Segment Open

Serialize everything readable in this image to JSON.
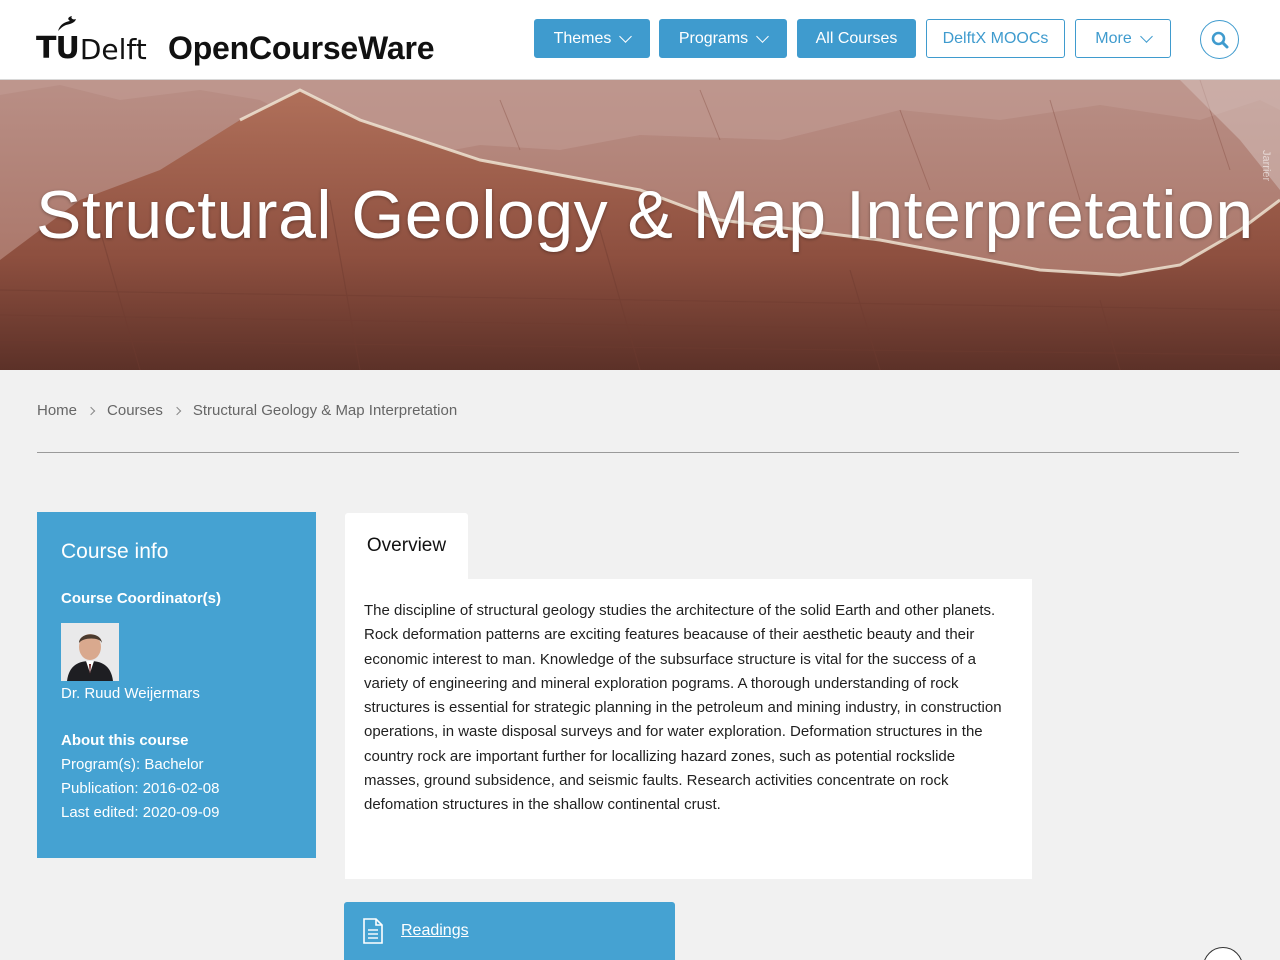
{
  "header": {
    "logo_tu": "TU",
    "logo_delft": "Delft",
    "site_title": "OpenCourseWare",
    "nav": {
      "themes": "Themes",
      "programs": "Programs",
      "all_courses": "All Courses",
      "delftx": "DelftX MOOCs",
      "more": "More"
    }
  },
  "hero": {
    "title": "Structural Geology & Map Interpretation",
    "credit": "Jarrier"
  },
  "breadcrumb": {
    "home": "Home",
    "courses": "Courses",
    "current": "Structural Geology & Map Interpretation"
  },
  "course_info": {
    "title": "Course info",
    "coordinators_heading": "Course Coordinator(s)",
    "coordinator_name": "Dr. Ruud Weijermars",
    "about_heading": "About this course",
    "program": "Program(s): Bachelor",
    "publication": "Publication: 2016-02-08",
    "last_edited": "Last edited: 2020-09-09"
  },
  "tabs": {
    "overview": "Overview"
  },
  "overview_text": "The discipline of structural geology studies the architecture of the solid Earth and other planets. Rock deformation patterns are exciting features beacause of their aesthetic beauty and their economic interest to man. Knowledge of the subsurface structure is vital for the success of a variety of engineering and mineral exploration pograms. A thorough understanding of rock structures is essential for strategic planning in the petroleum and mining industry, in construction operations, in waste disposal surveys and for water exploration. Deformation structures in the country rock are important further for locallizing hazard zones, such as potential rockslide masses, ground subsidence, and seismic faults. Research activities concentrate on rock defomation structures in the shallow continental crust.",
  "readings": {
    "label": "Readings"
  },
  "colors": {
    "accent": "#45a2d2",
    "button": "#3f9bce"
  }
}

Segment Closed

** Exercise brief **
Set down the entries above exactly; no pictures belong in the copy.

** Exercise output **
Serialize everything readable in this image to JSON.
{
  "header": {
    "logo_tu": "TU",
    "logo_delft": "Delft",
    "site_title": "OpenCourseWare",
    "nav": {
      "themes": "Themes",
      "programs": "Programs",
      "all_courses": "All Courses",
      "delftx": "DelftX MOOCs",
      "more": "More"
    }
  },
  "hero": {
    "title": "Structural Geology & Map Interpretation",
    "credit": "Jarrier"
  },
  "breadcrumb": {
    "home": "Home",
    "courses": "Courses",
    "current": "Structural Geology & Map Interpretation"
  },
  "course_info": {
    "title": "Course info",
    "coordinators_heading": "Course Coordinator(s)",
    "coordinator_name": "Dr. Ruud Weijermars",
    "about_heading": "About this course",
    "program": "Program(s): Bachelor",
    "publication": "Publication: 2016-02-08",
    "last_edited": "Last edited: 2020-09-09"
  },
  "tabs": {
    "overview": "Overview"
  },
  "overview_text": "The discipline of structural geology studies the architecture of the solid Earth and other planets. Rock deformation patterns are exciting features beacause of their aesthetic beauty and their economic interest to man. Knowledge of the subsurface structure is vital for the success of a variety of engineering and mineral exploration pograms. A thorough understanding of rock structures is essential for strategic planning in the petroleum and mining industry, in construction operations, in waste disposal surveys and for water exploration. Deformation structures in the country rock are important further for locallizing hazard zones, such as potential rockslide masses, ground subsidence, and seismic faults. Research activities concentrate on rock defomation structures in the shallow continental crust.",
  "readings": {
    "label": "Readings"
  },
  "colors": {
    "accent": "#45a2d2",
    "button": "#3f9bce"
  }
}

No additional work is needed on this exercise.